Directions for this task:
All lines in the records that carry the string "Link" are to be shown.

Listed entries:
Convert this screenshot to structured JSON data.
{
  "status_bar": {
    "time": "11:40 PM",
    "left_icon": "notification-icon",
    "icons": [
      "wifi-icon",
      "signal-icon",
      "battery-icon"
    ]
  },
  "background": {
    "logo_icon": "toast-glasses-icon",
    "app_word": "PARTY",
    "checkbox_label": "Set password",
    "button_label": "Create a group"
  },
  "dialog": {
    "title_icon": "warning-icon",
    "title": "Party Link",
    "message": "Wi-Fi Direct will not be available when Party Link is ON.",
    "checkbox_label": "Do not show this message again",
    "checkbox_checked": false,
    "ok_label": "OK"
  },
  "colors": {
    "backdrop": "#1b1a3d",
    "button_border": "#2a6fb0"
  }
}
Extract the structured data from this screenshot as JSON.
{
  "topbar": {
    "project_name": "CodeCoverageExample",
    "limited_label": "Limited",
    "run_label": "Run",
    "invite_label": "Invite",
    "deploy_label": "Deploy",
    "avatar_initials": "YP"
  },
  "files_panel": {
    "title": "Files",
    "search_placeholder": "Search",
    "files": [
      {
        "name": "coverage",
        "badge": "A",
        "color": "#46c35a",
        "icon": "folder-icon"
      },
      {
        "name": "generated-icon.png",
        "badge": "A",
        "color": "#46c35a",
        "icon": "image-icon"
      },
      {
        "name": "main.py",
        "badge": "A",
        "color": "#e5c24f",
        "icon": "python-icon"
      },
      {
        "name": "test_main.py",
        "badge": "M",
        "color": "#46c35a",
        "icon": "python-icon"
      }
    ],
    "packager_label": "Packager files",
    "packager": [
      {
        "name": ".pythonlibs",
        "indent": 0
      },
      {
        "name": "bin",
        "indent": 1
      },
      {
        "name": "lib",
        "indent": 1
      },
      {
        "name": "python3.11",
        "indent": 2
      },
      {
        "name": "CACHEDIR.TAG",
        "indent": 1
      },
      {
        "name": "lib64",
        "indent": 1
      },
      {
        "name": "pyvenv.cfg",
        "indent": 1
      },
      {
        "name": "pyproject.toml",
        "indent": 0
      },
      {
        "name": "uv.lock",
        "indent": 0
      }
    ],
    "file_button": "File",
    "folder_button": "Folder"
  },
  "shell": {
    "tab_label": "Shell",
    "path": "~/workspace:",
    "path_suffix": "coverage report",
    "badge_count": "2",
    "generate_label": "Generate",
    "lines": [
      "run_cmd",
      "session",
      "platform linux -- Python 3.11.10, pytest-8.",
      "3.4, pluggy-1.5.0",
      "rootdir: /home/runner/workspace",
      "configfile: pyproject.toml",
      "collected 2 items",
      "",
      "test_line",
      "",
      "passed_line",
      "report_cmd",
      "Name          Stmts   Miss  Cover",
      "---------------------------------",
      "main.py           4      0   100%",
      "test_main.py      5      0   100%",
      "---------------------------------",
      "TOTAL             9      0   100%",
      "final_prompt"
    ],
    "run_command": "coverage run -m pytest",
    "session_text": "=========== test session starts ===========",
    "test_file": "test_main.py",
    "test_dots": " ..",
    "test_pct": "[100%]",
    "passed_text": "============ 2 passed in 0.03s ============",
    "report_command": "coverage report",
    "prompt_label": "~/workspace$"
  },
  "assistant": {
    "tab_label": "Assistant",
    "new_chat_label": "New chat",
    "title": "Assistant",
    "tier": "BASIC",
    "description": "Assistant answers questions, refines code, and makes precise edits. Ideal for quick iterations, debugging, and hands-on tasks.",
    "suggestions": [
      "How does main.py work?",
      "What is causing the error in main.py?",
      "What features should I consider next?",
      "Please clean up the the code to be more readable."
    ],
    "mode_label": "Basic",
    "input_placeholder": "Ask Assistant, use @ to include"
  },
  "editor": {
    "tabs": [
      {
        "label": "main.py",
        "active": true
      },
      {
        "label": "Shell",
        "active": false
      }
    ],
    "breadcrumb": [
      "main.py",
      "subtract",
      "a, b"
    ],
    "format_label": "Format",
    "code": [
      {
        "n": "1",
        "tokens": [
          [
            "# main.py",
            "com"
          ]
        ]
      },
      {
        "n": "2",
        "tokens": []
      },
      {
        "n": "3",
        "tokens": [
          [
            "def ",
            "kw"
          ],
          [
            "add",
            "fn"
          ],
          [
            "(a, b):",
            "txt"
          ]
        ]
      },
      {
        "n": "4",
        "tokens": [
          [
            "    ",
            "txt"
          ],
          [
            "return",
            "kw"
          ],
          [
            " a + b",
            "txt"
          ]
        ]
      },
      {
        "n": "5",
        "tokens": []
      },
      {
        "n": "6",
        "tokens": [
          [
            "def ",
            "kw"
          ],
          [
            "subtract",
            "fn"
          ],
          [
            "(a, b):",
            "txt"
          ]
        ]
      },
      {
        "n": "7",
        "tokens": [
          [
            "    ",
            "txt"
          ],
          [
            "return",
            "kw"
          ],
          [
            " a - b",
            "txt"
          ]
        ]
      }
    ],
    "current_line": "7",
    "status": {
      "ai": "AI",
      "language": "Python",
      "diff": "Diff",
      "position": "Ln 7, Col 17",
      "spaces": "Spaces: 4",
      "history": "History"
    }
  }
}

Output for this exercise:
    "title": "Party Link",
    "message": "Wi-Fi Direct will not be available when Party Link is ON.",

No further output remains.